- [Exercise prompt] Would you retype every record below exactly as written?
===== Dataset extract =====
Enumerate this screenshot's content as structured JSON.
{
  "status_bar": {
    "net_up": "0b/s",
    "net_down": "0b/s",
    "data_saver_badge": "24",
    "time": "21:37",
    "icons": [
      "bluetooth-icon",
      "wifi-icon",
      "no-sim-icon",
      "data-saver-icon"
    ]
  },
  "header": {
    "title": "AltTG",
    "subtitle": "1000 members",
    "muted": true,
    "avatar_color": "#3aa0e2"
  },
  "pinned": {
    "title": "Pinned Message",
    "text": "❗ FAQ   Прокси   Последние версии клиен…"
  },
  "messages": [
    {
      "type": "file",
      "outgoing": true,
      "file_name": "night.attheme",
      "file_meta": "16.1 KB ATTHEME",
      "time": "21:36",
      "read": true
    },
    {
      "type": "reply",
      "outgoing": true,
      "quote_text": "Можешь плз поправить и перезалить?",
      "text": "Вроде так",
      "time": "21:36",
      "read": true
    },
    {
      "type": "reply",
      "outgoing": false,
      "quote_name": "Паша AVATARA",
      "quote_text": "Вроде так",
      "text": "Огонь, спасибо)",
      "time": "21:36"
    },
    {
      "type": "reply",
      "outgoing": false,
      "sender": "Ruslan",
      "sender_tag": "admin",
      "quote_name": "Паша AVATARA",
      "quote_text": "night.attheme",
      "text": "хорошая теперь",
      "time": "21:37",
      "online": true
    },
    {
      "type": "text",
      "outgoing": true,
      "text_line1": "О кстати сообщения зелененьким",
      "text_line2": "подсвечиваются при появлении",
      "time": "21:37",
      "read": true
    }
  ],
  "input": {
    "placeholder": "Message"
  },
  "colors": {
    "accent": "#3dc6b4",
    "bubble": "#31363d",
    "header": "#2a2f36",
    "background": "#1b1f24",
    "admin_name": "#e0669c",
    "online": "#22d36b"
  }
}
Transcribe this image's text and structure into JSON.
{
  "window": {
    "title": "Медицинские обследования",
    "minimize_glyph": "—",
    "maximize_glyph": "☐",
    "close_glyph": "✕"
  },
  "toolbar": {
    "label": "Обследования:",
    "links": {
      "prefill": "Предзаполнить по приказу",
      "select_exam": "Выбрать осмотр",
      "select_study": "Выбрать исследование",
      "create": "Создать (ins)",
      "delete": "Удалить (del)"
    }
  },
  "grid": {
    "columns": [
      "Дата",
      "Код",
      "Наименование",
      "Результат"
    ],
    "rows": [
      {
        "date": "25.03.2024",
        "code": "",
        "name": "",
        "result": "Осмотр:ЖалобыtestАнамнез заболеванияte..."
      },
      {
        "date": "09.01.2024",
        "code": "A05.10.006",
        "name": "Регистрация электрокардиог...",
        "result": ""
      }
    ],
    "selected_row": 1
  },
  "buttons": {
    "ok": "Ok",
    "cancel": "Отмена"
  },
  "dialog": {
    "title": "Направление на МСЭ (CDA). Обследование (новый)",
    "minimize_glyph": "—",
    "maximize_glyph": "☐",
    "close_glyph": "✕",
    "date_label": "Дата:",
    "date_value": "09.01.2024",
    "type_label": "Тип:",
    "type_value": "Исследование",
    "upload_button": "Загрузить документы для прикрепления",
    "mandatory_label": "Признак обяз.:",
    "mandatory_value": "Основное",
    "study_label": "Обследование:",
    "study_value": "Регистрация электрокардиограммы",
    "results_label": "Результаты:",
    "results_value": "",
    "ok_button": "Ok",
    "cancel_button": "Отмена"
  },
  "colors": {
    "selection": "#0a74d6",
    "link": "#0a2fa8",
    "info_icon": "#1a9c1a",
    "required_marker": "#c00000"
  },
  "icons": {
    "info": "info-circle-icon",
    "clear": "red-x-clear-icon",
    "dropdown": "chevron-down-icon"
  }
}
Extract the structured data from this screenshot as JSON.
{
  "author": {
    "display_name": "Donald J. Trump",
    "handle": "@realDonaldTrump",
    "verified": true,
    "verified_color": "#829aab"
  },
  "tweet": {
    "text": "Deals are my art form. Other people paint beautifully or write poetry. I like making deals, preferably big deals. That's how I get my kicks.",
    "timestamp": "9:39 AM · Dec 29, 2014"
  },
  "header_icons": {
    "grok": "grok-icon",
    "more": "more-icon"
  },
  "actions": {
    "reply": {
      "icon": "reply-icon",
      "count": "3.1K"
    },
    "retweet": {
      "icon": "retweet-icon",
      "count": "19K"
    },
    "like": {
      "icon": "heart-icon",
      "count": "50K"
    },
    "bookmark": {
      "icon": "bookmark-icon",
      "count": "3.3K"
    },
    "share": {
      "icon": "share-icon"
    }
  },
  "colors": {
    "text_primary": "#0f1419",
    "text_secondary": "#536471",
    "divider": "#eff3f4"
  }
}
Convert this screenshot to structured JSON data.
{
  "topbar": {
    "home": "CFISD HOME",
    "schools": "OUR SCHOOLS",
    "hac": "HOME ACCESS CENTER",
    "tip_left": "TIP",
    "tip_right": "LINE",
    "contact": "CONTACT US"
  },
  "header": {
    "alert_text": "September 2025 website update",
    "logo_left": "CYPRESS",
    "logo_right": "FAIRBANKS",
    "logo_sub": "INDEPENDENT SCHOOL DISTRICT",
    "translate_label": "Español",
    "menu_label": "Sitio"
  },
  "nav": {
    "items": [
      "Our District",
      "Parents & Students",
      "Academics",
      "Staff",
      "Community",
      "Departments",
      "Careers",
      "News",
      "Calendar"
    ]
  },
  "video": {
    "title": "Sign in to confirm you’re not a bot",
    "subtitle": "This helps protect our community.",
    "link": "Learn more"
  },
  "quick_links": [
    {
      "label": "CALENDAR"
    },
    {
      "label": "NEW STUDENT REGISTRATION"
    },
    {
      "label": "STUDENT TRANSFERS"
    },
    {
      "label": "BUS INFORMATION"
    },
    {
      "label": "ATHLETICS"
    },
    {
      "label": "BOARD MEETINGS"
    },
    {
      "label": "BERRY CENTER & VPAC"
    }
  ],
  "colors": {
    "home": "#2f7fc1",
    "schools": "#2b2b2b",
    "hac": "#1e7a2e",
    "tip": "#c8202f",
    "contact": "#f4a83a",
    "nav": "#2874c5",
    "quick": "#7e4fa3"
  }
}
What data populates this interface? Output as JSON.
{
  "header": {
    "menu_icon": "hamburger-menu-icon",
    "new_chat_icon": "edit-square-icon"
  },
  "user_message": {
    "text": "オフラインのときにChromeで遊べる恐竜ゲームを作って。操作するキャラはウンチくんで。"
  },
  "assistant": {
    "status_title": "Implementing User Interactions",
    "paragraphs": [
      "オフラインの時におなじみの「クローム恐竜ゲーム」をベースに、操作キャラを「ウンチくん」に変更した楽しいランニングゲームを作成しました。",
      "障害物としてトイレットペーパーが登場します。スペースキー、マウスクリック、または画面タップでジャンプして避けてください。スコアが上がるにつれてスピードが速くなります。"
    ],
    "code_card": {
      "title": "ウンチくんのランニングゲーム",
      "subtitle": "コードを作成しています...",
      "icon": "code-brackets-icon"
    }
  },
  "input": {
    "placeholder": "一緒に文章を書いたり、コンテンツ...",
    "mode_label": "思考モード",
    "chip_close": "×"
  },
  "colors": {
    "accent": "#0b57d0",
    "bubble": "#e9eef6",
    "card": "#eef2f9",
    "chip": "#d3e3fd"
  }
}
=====
- [Response]
Enumerate this screenshot's content as structured JSON.
{
  "status_bar": {
    "net_up": "0b/s",
    "net_down": "0b/s",
    "data_saver_badge": "24",
    "time": "21:37",
    "icons": [
      "bluetooth-icon",
      "wifi-icon",
      "no-sim-icon",
      "data-saver-icon"
    ]
  },
  "header": {
    "title": "AltTG",
    "subtitle": "1000 members",
    "muted": true,
    "avatar_color": "#3aa0e2"
  },
  "pinned": {
    "title": "Pinned Message",
    "text": "❗ FAQ   Прокси   Последние версии клиен…"
  },
  "messages": [
    {
      "type": "file",
      "outgoing": true,
      "file_name": "night.attheme",
      "file_meta": "16.1 KB ATTHEME",
      "time": "21:36",
      "read": true
    },
    {
      "type": "reply",
      "outgoing": true,
      "quote_text": "Можешь плз поправить и перезалить?",
      "text": "Вроде так",
      "time": "21:36",
      "read": true
    },
    {
      "type": "reply",
      "outgoing": false,
      "quote_name": "Паша AVATARA",
      "quote_text": "Вроде так",
      "text": "Огонь, спасибо)",
      "time": "21:36"
    },
    {
      "type": "reply",
      "outgoing": false,
      "sender": "Ruslan",
      "sender_tag": "admin",
      "quote_name": "Паша AVATARA",
      "quote_text": "night.attheme",
      "text": "хорошая теперь",
      "time": "21:37",
      "online": true
    },
    {
      "type": "text",
      "outgoing": true,
      "text_line1": "О кстати сообщения зелененьким",
      "text_line2": "подсвечиваются при появлении",
      "time": "21:37",
      "read": true
    }
  ],
  "input": {
    "placeholder": "Message"
  },
  "colors": {
    "accent": "#3dc6b4",
    "bubble": "#31363d",
    "header": "#2a2f36",
    "background": "#1b1f24",
    "admin_name": "#e0669c",
    "online": "#22d36b"
  }
}
Transcribe this image's text and structure into JSON.
{
  "window": {
    "title": "Медицинские обследования",
    "minimize_glyph": "—",
    "maximize_glyph": "☐",
    "close_glyph": "✕"
  },
  "toolbar": {
    "label": "Обследования:",
    "links": {
      "prefill": "Предзаполнить по приказу",
      "select_exam": "Выбрать осмотр",
      "select_study": "Выбрать исследование",
      "create": "Создать (ins)",
      "delete": "Удалить (del)"
    }
  },
  "grid": {
    "columns": [
      "Дата",
      "Код",
      "Наименование",
      "Результат"
    ],
    "rows": [
      {
        "date": "25.03.2024",
        "code": "",
        "name": "",
        "result": "Осмотр:ЖалобыtestАнамнез заболеванияte..."
      },
      {
        "date": "09.01.2024",
        "code": "A05.10.006",
        "name": "Регистрация электрокардиог...",
        "result": ""
      }
    ],
    "selected_row": 1
  },
  "buttons": {
    "ok": "Ok",
    "cancel": "Отмена"
  },
  "dialog": {
    "title": "Направление на МСЭ (CDA). Обследование (новый)",
    "minimize_glyph": "—",
    "maximize_glyph": "☐",
    "close_glyph": "✕",
    "date_label": "Дата:",
    "date_value": "09.01.2024",
    "type_label": "Тип:",
    "type_value": "Исследование",
    "upload_button": "Загрузить документы для прикрепления",
    "mandatory_label": "Признак обяз.:",
    "mandatory_value": "Основное",
    "study_label": "Обследование:",
    "study_value": "Регистрация электрокардиограммы",
    "results_label": "Результаты:",
    "results_value": "",
    "ok_button": "Ok",
    "cancel_button": "Отмена"
  },
  "colors": {
    "selection": "#0a74d6",
    "link": "#0a2fa8",
    "info_icon": "#1a9c1a",
    "required_marker": "#c00000"
  },
  "icons": {
    "info": "info-circle-icon",
    "clear": "red-x-clear-icon",
    "dropdown": "chevron-down-icon"
  }
}
Extract the structured data from this screenshot as JSON.
{
  "author": {
    "display_name": "Donald J. Trump",
    "handle": "@realDonaldTrump",
    "verified": true,
    "verified_color": "#829aab"
  },
  "tweet": {
    "text": "Deals are my art form. Other people paint beautifully or write poetry. I like making deals, preferably big deals. That's how I get my kicks.",
    "timestamp": "9:39 AM · Dec 29, 2014"
  },
  "header_icons": {
    "grok": "grok-icon",
    "more": "more-icon"
  },
  "actions": {
    "reply": {
      "icon": "reply-icon",
      "count": "3.1K"
    },
    "retweet": {
      "icon": "retweet-icon",
      "count": "19K"
    },
    "like": {
      "icon": "heart-icon",
      "count": "50K"
    },
    "bookmark": {
      "icon": "bookmark-icon",
      "count": "3.3K"
    },
    "share": {
      "icon": "share-icon"
    }
  },
  "colors": {
    "text_primary": "#0f1419",
    "text_secondary": "#536471",
    "divider": "#eff3f4"
  }
}
Convert this screenshot to structured JSON data.
{
  "topbar": {
    "home": "CFISD HOME",
    "schools": "OUR SCHOOLS",
    "hac": "HOME ACCESS CENTER",
    "tip_left": "TIP",
    "tip_right": "LINE",
    "contact": "CONTACT US"
  },
  "header": {
    "alert_text": "September 2025 website update",
    "logo_left": "CYPRESS",
    "logo_right": "FAIRBANKS",
    "logo_sub": "INDEPENDENT SCHOOL DISTRICT",
    "translate_label": "Español",
    "menu_label": "Sitio"
  },
  "nav": {
    "items": [
      "Our District",
      "Parents & Students",
      "Academics",
      "Staff",
      "Community",
      "Departments",
      "Careers",
      "News",
      "Calendar"
    ]
  },
  "video": {
    "title": "Sign in to confirm you’re not a bot",
    "subtitle": "This helps protect our community.",
    "link": "Learn more"
  },
  "quick_links": [
    {
      "label": "CALENDAR"
    },
    {
      "label": "NEW STUDENT REGISTRATION"
    },
    {
      "label": "STUDENT TRANSFERS"
    },
    {
      "label": "BUS INFORMATION"
    },
    {
      "label": "ATHLETICS"
    },
    {
      "label": "BOARD MEETINGS"
    },
    {
      "label": "BERRY CENTER & VPAC"
    }
  ],
  "colors": {
    "home": "#2f7fc1",
    "schools": "#2b2b2b",
    "hac": "#1e7a2e",
    "tip": "#c8202f",
    "contact": "#f4a83a",
    "nav": "#2874c5",
    "quick": "#7e4fa3"
  }
}
What data populates this interface? Output as JSON.
{
  "header": {
    "menu_icon": "hamburger-menu-icon",
    "new_chat_icon": "edit-square-icon"
  },
  "user_message": {
    "text": "オフラインのときにChromeで遊べる恐竜ゲームを作って。操作するキャラはウンチくんで。"
  },
  "assistant": {
    "status_title": "Implementing User Interactions",
    "paragraphs": [
      "オフラインの時におなじみの「クローム恐竜ゲーム」をベースに、操作キャラを「ウンチくん」に変更した楽しいランニングゲームを作成しました。",
      "障害物としてトイレットペーパーが登場します。スペースキー、マウスクリック、または画面タップでジャンプして避けてください。スコアが上がるにつれてスピードが速くなります。"
    ],
    "code_card": {
      "title": "ウンチくんのランニングゲーム",
      "subtitle": "コードを作成しています...",
      "icon": "code-brackets-icon"
    }
  },
  "input": {
    "placeholder": "一緒に文章を書いたり、コンテンツ...",
    "mode_label": "思考モード",
    "chip_close": "×"
  },
  "colors": {
    "accent": "#0b57d0",
    "bubble": "#e9eef6",
    "card": "#eef2f9",
    "chip": "#d3e3fd"
  }
}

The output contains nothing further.